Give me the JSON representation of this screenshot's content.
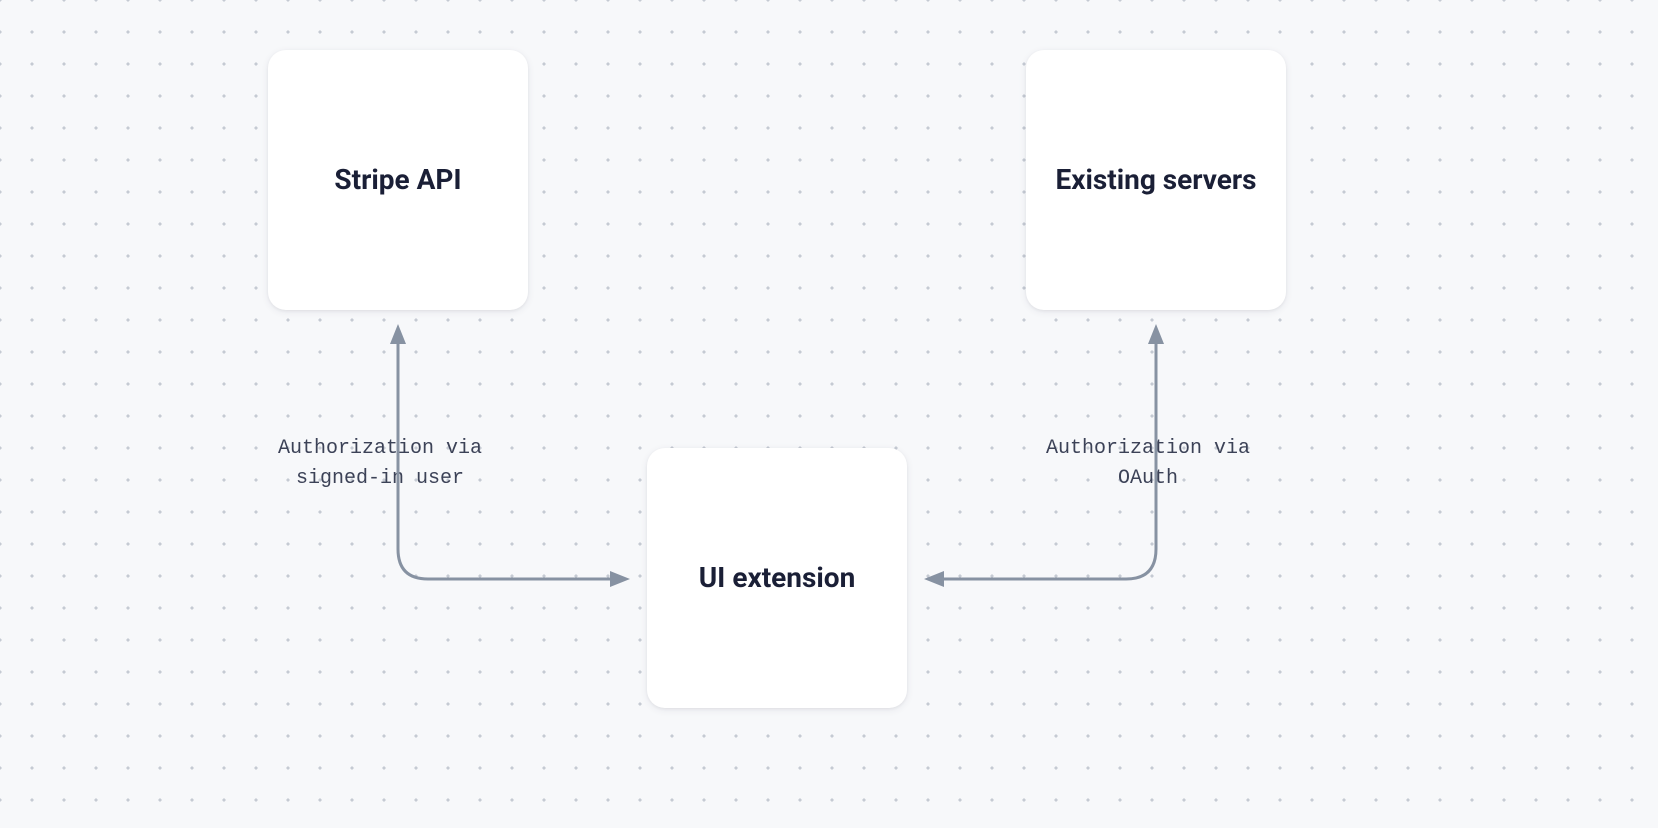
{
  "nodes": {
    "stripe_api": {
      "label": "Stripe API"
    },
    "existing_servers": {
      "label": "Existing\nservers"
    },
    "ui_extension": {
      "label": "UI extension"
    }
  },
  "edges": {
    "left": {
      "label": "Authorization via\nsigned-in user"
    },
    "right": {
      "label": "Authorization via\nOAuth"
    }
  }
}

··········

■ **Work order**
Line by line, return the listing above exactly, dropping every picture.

■ **Exercise solution**
Give me the JSON representation of this screenshot's content.
{
  "nodes": {
    "stripe_api": {
      "label": "Stripe API"
    },
    "existing_servers": {
      "label": "Existing\nservers"
    },
    "ui_extension": {
      "label": "UI extension"
    }
  },
  "edges": {
    "left": {
      "label": "Authorization via\nsigned-in user"
    },
    "right": {
      "label": "Authorization via\nOAuth"
    }
  }
}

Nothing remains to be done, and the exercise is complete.